### What the task requires
Entries follow. Set all of them down as they stand.

Records from a collection
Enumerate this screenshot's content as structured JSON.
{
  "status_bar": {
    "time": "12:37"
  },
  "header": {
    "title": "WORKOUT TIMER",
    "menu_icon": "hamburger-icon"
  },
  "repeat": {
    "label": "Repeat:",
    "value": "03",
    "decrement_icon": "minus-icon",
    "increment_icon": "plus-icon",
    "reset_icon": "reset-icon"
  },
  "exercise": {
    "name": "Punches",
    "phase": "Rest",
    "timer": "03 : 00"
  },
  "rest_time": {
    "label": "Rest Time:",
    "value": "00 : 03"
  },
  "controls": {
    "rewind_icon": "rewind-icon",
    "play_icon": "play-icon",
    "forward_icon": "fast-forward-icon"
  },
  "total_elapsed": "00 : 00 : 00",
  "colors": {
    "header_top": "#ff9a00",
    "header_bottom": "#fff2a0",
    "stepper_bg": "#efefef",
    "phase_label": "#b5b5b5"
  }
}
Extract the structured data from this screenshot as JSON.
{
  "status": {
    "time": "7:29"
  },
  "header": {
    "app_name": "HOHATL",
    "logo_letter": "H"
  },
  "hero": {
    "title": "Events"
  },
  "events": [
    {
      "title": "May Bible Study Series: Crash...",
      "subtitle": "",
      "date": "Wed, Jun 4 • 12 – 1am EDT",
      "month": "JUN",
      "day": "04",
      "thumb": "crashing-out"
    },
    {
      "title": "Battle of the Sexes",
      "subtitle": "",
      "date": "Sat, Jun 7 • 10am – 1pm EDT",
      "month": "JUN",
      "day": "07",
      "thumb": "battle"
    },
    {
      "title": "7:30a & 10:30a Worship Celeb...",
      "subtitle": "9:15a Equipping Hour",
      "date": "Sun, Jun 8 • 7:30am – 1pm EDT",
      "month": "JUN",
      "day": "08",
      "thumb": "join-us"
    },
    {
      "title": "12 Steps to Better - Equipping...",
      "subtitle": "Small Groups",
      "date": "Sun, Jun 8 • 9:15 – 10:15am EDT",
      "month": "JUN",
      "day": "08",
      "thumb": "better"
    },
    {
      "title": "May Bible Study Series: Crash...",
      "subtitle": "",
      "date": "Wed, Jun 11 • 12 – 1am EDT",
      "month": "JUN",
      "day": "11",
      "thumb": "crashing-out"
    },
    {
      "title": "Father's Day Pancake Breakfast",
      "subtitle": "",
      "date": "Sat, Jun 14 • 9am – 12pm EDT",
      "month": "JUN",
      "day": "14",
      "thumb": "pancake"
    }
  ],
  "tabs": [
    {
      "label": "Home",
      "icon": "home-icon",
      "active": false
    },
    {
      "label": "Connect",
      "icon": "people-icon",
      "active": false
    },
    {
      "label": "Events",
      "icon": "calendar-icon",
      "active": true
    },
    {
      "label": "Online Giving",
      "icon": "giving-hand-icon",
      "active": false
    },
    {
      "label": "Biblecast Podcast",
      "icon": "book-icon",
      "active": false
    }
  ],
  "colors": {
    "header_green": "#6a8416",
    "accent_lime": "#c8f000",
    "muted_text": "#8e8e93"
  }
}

### Output
Enumerate this screenshot's content as structured JSON.
{
  "status_bar": {
    "time": "12:37"
  },
  "header": {
    "title": "WORKOUT TIMER",
    "menu_icon": "hamburger-icon"
  },
  "repeat": {
    "label": "Repeat:",
    "value": "03",
    "decrement_icon": "minus-icon",
    "increment_icon": "plus-icon",
    "reset_icon": "reset-icon"
  },
  "exercise": {
    "name": "Punches",
    "phase": "Rest",
    "timer": "03 : 00"
  },
  "rest_time": {
    "label": "Rest Time:",
    "value": "00 : 03"
  },
  "controls": {
    "rewind_icon": "rewind-icon",
    "play_icon": "play-icon",
    "forward_icon": "fast-forward-icon"
  },
  "total_elapsed": "00 : 00 : 00",
  "colors": {
    "header_top": "#ff9a00",
    "header_bottom": "#fff2a0",
    "stepper_bg": "#efefef",
    "phase_label": "#b5b5b5"
  }
}
Extract the structured data from this screenshot as JSON.
{
  "status": {
    "time": "7:29"
  },
  "header": {
    "app_name": "HOHATL",
    "logo_letter": "H"
  },
  "hero": {
    "title": "Events"
  },
  "events": [
    {
      "title": "May Bible Study Series: Crash...",
      "subtitle": "",
      "date": "Wed, Jun 4 • 12 – 1am EDT",
      "month": "JUN",
      "day": "04",
      "thumb": "crashing-out"
    },
    {
      "title": "Battle of the Sexes",
      "subtitle": "",
      "date": "Sat, Jun 7 • 10am – 1pm EDT",
      "month": "JUN",
      "day": "07",
      "thumb": "battle"
    },
    {
      "title": "7:30a & 10:30a Worship Celeb...",
      "subtitle": "9:15a Equipping Hour",
      "date": "Sun, Jun 8 • 7:30am – 1pm EDT",
      "month": "JUN",
      "day": "08",
      "thumb": "join-us"
    },
    {
      "title": "12 Steps to Better - Equipping...",
      "subtitle": "Small Groups",
      "date": "Sun, Jun 8 • 9:15 – 10:15am EDT",
      "month": "JUN",
      "day": "08",
      "thumb": "better"
    },
    {
      "title": "May Bible Study Series: Crash...",
      "subtitle": "",
      "date": "Wed, Jun 11 • 12 – 1am EDT",
      "month": "JUN",
      "day": "11",
      "thumb": "crashing-out"
    },
    {
      "title": "Father's Day Pancake Breakfast",
      "subtitle": "",
      "date": "Sat, Jun 14 • 9am – 12pm EDT",
      "month": "JUN",
      "day": "14",
      "thumb": "pancake"
    }
  ],
  "tabs": [
    {
      "label": "Home",
      "icon": "home-icon",
      "active": false
    },
    {
      "label": "Connect",
      "icon": "people-icon",
      "active": false
    },
    {
      "label": "Events",
      "icon": "calendar-icon",
      "active": true
    },
    {
      "label": "Online Giving",
      "icon": "giving-hand-icon",
      "active": false
    },
    {
      "label": "Biblecast Podcast",
      "icon": "book-icon",
      "active": false
    }
  ],
  "colors": {
    "header_green": "#6a8416",
    "accent_lime": "#c8f000",
    "muted_text": "#8e8e93"
  }
}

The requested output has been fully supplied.